The use of the phrase “Operation Linebacker II” is instructive as well. If you have seen the documentary Hearts and Minds, you would quickly recognize the connection between football culture and war, something I’ve considered for a long time. To borrow the phrase from Louis Proyect, the Super Bowl is a kinda quasi Nuremberg rally, with its hyper-patriotic gibberish riddled throughout, and from the presence of military personnel on the playing field to the flying of fighter jets overhead at halftime, it is a kinda ground zero for indoctrinating the young for American Exceptionalism (i.e. we are “number one”, can attack anyone, anywhere, for any reason).

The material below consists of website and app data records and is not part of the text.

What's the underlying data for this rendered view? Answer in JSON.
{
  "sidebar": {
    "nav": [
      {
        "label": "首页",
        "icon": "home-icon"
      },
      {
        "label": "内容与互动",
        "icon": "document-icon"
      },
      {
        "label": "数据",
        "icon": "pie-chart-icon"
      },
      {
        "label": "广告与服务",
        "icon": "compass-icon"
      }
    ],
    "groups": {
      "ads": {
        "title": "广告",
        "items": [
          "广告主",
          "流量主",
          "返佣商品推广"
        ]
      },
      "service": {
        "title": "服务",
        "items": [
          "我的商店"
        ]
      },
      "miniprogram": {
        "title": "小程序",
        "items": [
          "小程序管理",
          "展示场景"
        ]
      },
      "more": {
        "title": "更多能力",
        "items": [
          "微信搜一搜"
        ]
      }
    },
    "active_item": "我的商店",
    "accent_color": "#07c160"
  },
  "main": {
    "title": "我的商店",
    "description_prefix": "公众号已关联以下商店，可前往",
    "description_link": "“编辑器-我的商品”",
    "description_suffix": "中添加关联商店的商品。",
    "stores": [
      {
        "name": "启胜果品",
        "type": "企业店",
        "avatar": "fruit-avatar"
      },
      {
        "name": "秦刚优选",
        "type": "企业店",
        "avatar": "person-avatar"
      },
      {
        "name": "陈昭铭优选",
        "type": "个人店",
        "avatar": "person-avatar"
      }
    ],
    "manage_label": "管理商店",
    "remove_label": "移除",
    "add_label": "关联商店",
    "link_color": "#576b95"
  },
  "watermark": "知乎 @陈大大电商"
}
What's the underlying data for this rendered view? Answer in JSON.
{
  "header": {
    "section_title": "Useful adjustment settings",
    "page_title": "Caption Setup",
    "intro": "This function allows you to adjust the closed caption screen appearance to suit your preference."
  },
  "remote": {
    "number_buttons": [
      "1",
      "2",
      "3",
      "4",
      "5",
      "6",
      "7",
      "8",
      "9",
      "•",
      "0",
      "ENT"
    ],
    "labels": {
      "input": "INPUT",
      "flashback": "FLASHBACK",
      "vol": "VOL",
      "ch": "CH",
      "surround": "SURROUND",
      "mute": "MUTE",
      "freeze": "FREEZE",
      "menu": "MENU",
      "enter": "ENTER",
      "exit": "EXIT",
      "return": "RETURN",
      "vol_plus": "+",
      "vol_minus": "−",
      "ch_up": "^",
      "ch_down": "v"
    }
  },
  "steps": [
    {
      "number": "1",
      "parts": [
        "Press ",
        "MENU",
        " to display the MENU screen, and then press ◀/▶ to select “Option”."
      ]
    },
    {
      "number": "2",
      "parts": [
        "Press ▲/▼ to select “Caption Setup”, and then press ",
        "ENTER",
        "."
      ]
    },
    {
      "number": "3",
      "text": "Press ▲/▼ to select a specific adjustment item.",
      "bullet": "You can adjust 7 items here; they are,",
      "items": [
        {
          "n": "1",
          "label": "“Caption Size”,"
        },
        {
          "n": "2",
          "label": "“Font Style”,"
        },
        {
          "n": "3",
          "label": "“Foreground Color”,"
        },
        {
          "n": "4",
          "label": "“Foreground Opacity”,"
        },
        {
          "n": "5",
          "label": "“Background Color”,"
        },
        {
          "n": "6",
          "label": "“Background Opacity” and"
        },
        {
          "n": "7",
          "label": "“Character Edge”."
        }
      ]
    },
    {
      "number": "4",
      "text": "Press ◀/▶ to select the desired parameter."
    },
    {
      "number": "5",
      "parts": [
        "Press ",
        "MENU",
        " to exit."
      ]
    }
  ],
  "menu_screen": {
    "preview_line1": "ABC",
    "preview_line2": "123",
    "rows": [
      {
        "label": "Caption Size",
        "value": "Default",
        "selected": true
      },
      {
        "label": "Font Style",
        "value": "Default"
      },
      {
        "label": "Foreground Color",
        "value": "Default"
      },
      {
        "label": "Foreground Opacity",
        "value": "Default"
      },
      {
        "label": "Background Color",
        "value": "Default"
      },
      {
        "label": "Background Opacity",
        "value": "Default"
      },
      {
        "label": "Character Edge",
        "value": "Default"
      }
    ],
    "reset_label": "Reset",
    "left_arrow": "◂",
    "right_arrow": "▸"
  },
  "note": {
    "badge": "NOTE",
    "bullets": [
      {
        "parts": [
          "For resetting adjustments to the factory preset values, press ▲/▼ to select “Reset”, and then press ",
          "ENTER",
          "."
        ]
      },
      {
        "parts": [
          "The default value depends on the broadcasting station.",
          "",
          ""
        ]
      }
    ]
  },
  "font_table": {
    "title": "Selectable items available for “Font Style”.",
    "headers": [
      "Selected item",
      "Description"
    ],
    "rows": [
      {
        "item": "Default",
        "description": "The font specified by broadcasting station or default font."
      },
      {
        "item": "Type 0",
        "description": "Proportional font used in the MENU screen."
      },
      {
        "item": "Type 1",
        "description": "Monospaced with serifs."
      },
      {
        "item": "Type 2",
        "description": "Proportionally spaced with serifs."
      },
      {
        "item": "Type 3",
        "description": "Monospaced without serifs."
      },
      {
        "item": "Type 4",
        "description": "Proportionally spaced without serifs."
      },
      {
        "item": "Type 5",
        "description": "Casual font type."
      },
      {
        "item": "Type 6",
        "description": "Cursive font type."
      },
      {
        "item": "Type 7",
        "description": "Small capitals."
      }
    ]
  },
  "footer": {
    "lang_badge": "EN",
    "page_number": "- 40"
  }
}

I must admit, I am pretty removed from the rhetoric of the era to properly write about the nuances of the war. Up until more recently, I had read little about the Vietnamese government’s position. What I did read was from those in the anti-war movement in the US.
I think it’s instructive for the reader to hear and see what the official line is here in Viet Nam. I’m hesitant to regurgitate official propaganda from any government without a full review, but I know that the American version, as I discussed in my first post, is so full of lies that it’s valuable to hear.
I consider any bombing of civilian targets to be the definition of terrorism, so in that sense, what happened during the December, 1972 bombings certainly qualifies as terrorist. The US attack on Viet Nam was an act of international aggression, the highest war crime defined by the Geneva convention (signed by the US), not to mention the 3-4 million Vietnamese killed during the war, the use of chemical weapons (Agent Orange continues to deform the newborn), and the counter-insurgency and assassination program known as Phoenix.
Doan took us to the “Museum of Victory”. Here’s the entrance:
Here’s a picture of B52s dropping their bombs over Vietnam:
Here’s a pic as you walk in the museum:
Here’s what many of the bombs dropped all over Viet Nam look like:
Here’s the plaque in front, as seen above just to the right:
This is the front of the Museum:
A Russian MIG fighter sitting out front:
Here’s a list of the planes shot down in December of 1972:
A ball of wreckage:
The plaque in front of the “carcasses” of wreckage:
A wheel from the wreckage with the imprint, “GOODYEAR USA”:
A display celebrating the downing of the bombers. Note the flames, the parachutes, and the capture of pilots:
John McCain, former presidential candidate, and recently, supporter of neo-nazis and bigots in the Ukraine, was shot down over Vietnam and held prisoner for 5 years by the North.
Below is a pic of what is claimed to be John McCain’s pilot uniform. This was not from the Museum of Victory, but from the Hoa Lo prison where McCain was held, also referred to as the Hanoi Hilton. John McCain, in his not so eloquent racist blather, was quoted on his 2000 campaign bus as saying, “I hate the gooks. I will hate them as long as I live.”
For risk of stating the obvious, there are millions of us who despise John McCain, his racist politics, and his support for neo-nazis the world over.